§ **WHAT TO DO**
Would you return each record that follows word for word, without its pictures?

§ **EXERCISE MATERIAL**
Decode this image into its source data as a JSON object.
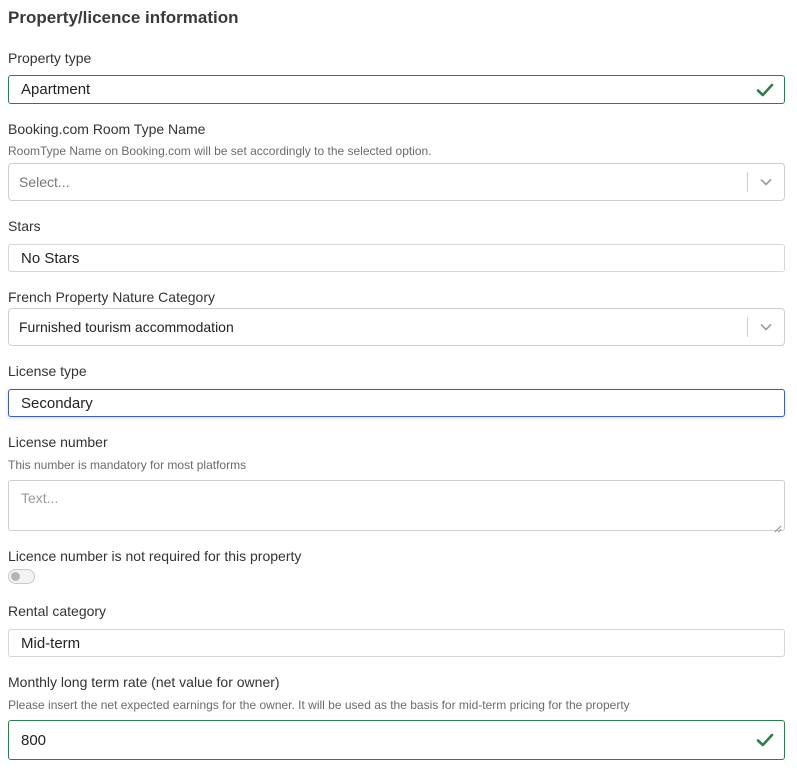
{
  "section": {
    "title": "Property/licence information"
  },
  "property_type": {
    "label": "Property type",
    "value": "Apartment",
    "status_icon": "check-icon"
  },
  "booking_room_type": {
    "label": "Booking.com Room Type Name",
    "hint": "RoomType Name on Booking.com will be set accordingly to the selected option.",
    "placeholder": "Select..."
  },
  "stars": {
    "label": "Stars",
    "value": "No Stars"
  },
  "french_nature": {
    "label": "French Property Nature Category",
    "value": "Furnished tourism accommodation"
  },
  "license_type": {
    "label": "License type",
    "value": "Secondary"
  },
  "license_number": {
    "label": "License number",
    "hint": "This number is mandatory for most platforms",
    "placeholder": "Text..."
  },
  "licence_not_required": {
    "label": "Licence number is not required for this property",
    "checked": false
  },
  "rental_category": {
    "label": "Rental category",
    "value": "Mid-term"
  },
  "monthly_rate": {
    "label": "Monthly long term rate (net value for owner)",
    "hint": "Please insert the net expected earnings for the owner. It will be used as the basis for mid-term pricing for the property",
    "value": "800",
    "status_icon": "check-icon"
  },
  "colors": {
    "valid": "#2e7d4f",
    "focus": "#3f5fa8",
    "border": "#d6d6d6"
  }
}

§ **ANSWER SECTION**
Decode this image into its source data as a JSON object.
{
  "section": {
    "title": "Property/licence information"
  },
  "property_type": {
    "label": "Property type",
    "value": "Apartment",
    "status_icon": "check-icon"
  },
  "booking_room_type": {
    "label": "Booking.com Room Type Name",
    "hint": "RoomType Name on Booking.com will be set accordingly to the selected option.",
    "placeholder": "Select..."
  },
  "stars": {
    "label": "Stars",
    "value": "No Stars"
  },
  "french_nature": {
    "label": "French Property Nature Category",
    "value": "Furnished tourism accommodation"
  },
  "license_type": {
    "label": "License type",
    "value": "Secondary"
  },
  "license_number": {
    "label": "License number",
    "hint": "This number is mandatory for most platforms",
    "placeholder": "Text..."
  },
  "licence_not_required": {
    "label": "Licence number is not required for this property",
    "checked": false
  },
  "rental_category": {
    "label": "Rental category",
    "value": "Mid-term"
  },
  "monthly_rate": {
    "label": "Monthly long term rate (net value for owner)",
    "hint": "Please insert the net expected earnings for the owner. It will be used as the basis for mid-term pricing for the property",
    "value": "800",
    "status_icon": "check-icon"
  },
  "colors": {
    "valid": "#2e7d4f",
    "focus": "#3f5fa8",
    "border": "#d6d6d6"
  }
}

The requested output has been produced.